→ **To do**
The answer must be the full data, restated word for word, with no pictures in it.

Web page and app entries
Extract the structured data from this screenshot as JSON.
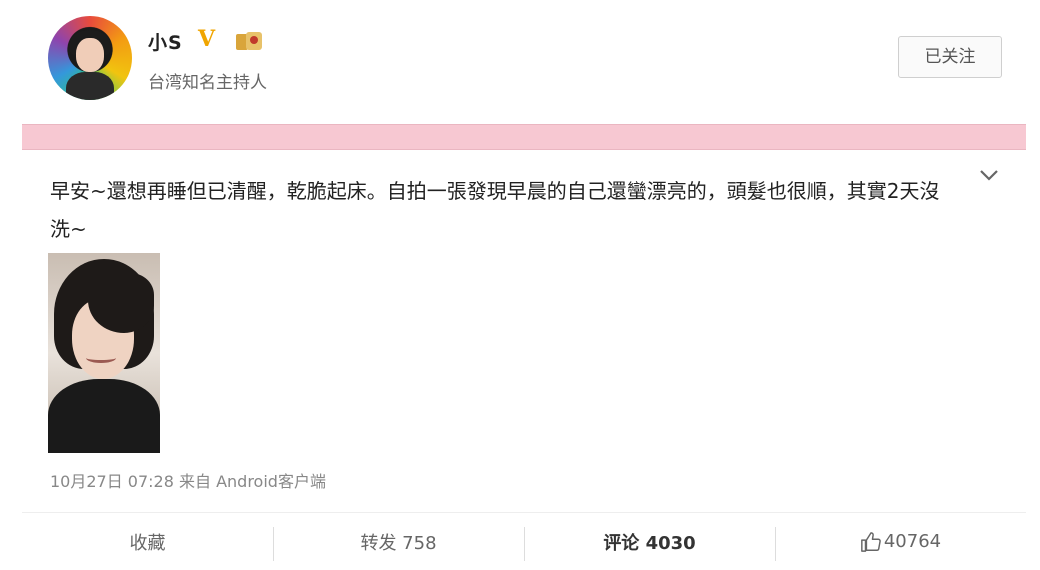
{
  "profile": {
    "name": "小S",
    "verified_mark": "V",
    "subtitle": "台湾知名主持人",
    "follow_button": "已关注"
  },
  "post": {
    "text": "早安~還想再睡但已清醒，乾脆起床。自拍一張發現早晨的自己還蠻漂亮的，頭髮也很順，其實2天沒洗~",
    "meta": "10月27日 07:28 来自 Android客户端"
  },
  "actions": {
    "favorite": "收藏",
    "repost": "转发 758",
    "comment": "评论 4030",
    "like": "40764"
  },
  "colors": {
    "pink_bar": "#f7c8d2",
    "verified": "#f0a500"
  }
}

→ **Solution to this problem**
Extract the structured data from this screenshot as JSON.
{
  "profile": {
    "name": "小S",
    "verified_mark": "V",
    "subtitle": "台湾知名主持人",
    "follow_button": "已关注"
  },
  "post": {
    "text": "早安~還想再睡但已清醒，乾脆起床。自拍一張發現早晨的自己還蠻漂亮的，頭髮也很順，其實2天沒洗~",
    "meta": "10月27日 07:28 来自 Android客户端"
  },
  "actions": {
    "favorite": "收藏",
    "repost": "转发 758",
    "comment": "评论 4030",
    "like": "40764"
  },
  "colors": {
    "pink_bar": "#f7c8d2",
    "verified": "#f0a500"
  }
}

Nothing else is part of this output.